Paul Parrish is one of those singers who maybe did too few albums, didn't have enough mystique and maybe just got unlucky and has been scattered in the wind ever since. Until recently, cos they've finally put some of his early stuff out on cd, and it is GREAT. His first album The Forest Of My Mind (1968) is a gorgeous slab of soft-psych folk-rock reminiscent of Sunshine Superman-era Donovan, full of flutes, harpsichords, flower-power anthems, and period charm (you might find it a little saccharine, personally i love saccharine keep it coming) - so go buy, it's really good.
Songs came out in 1971 and is, again, a total product of its time. A mostly piano-led singer-songwriter album, everything kept simple (title included) and sparse and heartfelt, with the odd McCartneyesque bit of piano pop but mostly a bunch of introspective and lovely little ditties you can hum along to. Again, i have to stipulate that this is an album with song titles like A Poem I Wrote For Your Hair and I Once Had A Dog, all sung completely earnestly, so you might wanna use your safe word before subjecting yourself to this if you have trouble with that kinda thing. It might be a personal failing, but I can take a harsh pounding of this kind of post-60's hippie melancholy like a champ.
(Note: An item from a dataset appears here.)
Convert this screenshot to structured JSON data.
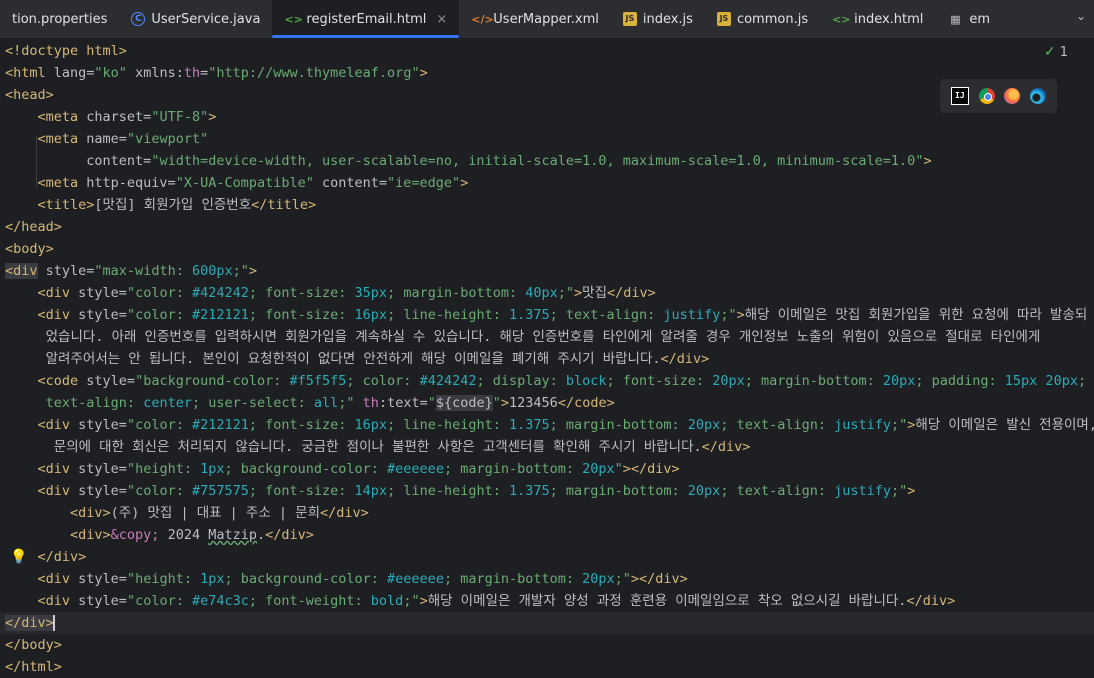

Nice huh. Apart from that bit where that guy chips in ('Ed Venezuela?'). I'm sure at some point at school i wrote a poem about someone's hair. It sounds like something i would do. So I just went for a walk and listened to Songs on my ultra millenium-denial discman, and (apart from all the skipping due to aforementioned shitty discman) it sounded pretty as heck in the sunshine walking around Pontcanna. I guess there's not much more to say about it than that. It's a shame so much great music gets lost over time, or falls in and out of fashion, it all seems kinda arbitrary. Here's one that deserves to be salvaged, and hopefully with its recent reissue, might well find its place in some of our hearts.